We present a new combination of existing methods to identifythe origin of internal layers in an ice sheet by unprecedented accuracy.Most continuous internal reflection horizons observed by radio-echo soundingare known to form isochrones and can be followed over large distances.With an ice core at either end of the profile, the reflection horizons presenttime markers that are used to synchronize the ice-core records. Using electricalproperties along an ice core as input to a numerical model which simulates thepropagation of electromagnetic waves in the ice we reproduce the reflectioncharacteristics of a radar profile near the ice core. The depth of origin ofreflections are identified by removing individual peaks in conductivity in theinput record, thus also removing the corresponding reflections in the syntheticradargram. A pilot study at the EPICA drilling site in Dronning Maud Land,Antarctica, shows that it is possible to locate the origin of internal reflectionswith an accuracy of 0.5 m in a depth of 2000 m and more. Our approach imposeslittle constrains on the input records, making it applicable to a number ofdrilling sites, and has several advantages over usual methods where merelyreflector traveltimes (respective depths) and ice-core profiles are compared.Both, dielectric profiling and electrical conductivity measurements can be usedas electrical model input. As we use pronounced series of reflections to calibratethe traveltime-depth relation, only a coarse density record is required. Inaddition, as we do not require explicite electromagnetic wave speeds, systematicphysical errors in the ice-core or radio-echo sounding data have no effect onthe final result. Application of this method to deep-drilling locations inAntarctica connected by radio-echo sounding will improve their relativesynchronization and will help to answer the question of phase relations ofclimate changes observed in the ice-core records at different locations.

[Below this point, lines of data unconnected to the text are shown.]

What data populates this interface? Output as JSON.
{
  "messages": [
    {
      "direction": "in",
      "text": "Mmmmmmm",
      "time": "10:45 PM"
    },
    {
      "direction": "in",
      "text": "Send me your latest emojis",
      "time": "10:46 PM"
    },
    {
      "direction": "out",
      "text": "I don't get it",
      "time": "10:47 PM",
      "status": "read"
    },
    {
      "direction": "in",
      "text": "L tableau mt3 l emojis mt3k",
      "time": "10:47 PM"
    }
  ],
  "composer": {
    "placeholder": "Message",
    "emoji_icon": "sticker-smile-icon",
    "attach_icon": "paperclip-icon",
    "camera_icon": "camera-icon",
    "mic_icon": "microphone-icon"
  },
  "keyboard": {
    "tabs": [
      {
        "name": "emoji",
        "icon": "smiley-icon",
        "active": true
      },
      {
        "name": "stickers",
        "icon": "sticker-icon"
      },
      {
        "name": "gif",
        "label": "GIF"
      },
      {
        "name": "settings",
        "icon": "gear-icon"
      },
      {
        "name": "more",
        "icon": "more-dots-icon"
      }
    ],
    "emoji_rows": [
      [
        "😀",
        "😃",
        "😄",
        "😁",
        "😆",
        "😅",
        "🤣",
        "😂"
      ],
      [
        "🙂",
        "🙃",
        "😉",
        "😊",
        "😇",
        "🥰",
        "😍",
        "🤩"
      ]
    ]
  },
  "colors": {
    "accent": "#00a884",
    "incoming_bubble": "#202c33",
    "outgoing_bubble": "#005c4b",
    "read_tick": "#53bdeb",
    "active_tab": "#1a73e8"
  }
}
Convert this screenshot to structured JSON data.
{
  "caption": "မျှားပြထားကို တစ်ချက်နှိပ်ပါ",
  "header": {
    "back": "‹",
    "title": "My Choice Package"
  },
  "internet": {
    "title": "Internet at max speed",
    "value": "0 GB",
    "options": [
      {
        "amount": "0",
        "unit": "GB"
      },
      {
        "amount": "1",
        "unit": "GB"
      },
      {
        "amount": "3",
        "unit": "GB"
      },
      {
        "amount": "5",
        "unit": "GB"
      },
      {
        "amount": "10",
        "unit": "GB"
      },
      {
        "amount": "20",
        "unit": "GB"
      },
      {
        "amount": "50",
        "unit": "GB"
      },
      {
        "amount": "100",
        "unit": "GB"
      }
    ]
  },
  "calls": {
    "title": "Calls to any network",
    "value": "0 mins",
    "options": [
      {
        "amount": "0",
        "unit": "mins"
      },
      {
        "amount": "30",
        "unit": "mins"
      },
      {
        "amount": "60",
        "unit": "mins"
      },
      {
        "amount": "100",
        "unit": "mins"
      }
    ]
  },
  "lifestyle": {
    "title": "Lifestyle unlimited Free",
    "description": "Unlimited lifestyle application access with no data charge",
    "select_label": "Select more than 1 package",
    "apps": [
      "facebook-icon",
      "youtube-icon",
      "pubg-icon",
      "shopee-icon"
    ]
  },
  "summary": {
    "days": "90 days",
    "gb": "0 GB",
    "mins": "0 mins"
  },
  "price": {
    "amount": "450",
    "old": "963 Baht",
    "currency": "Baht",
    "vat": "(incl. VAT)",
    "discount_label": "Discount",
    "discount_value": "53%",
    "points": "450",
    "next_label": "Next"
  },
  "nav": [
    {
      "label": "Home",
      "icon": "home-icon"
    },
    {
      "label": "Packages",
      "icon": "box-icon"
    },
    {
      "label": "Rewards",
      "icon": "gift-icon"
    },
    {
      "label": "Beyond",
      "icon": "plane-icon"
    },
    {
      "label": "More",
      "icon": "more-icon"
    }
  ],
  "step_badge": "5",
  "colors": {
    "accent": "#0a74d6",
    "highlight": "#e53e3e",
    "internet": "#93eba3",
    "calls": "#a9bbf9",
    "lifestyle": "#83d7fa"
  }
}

Helmholtz Research Programs > MARCOPOLI (2004-2008) > POL6-Earth climate variability since the Pliocene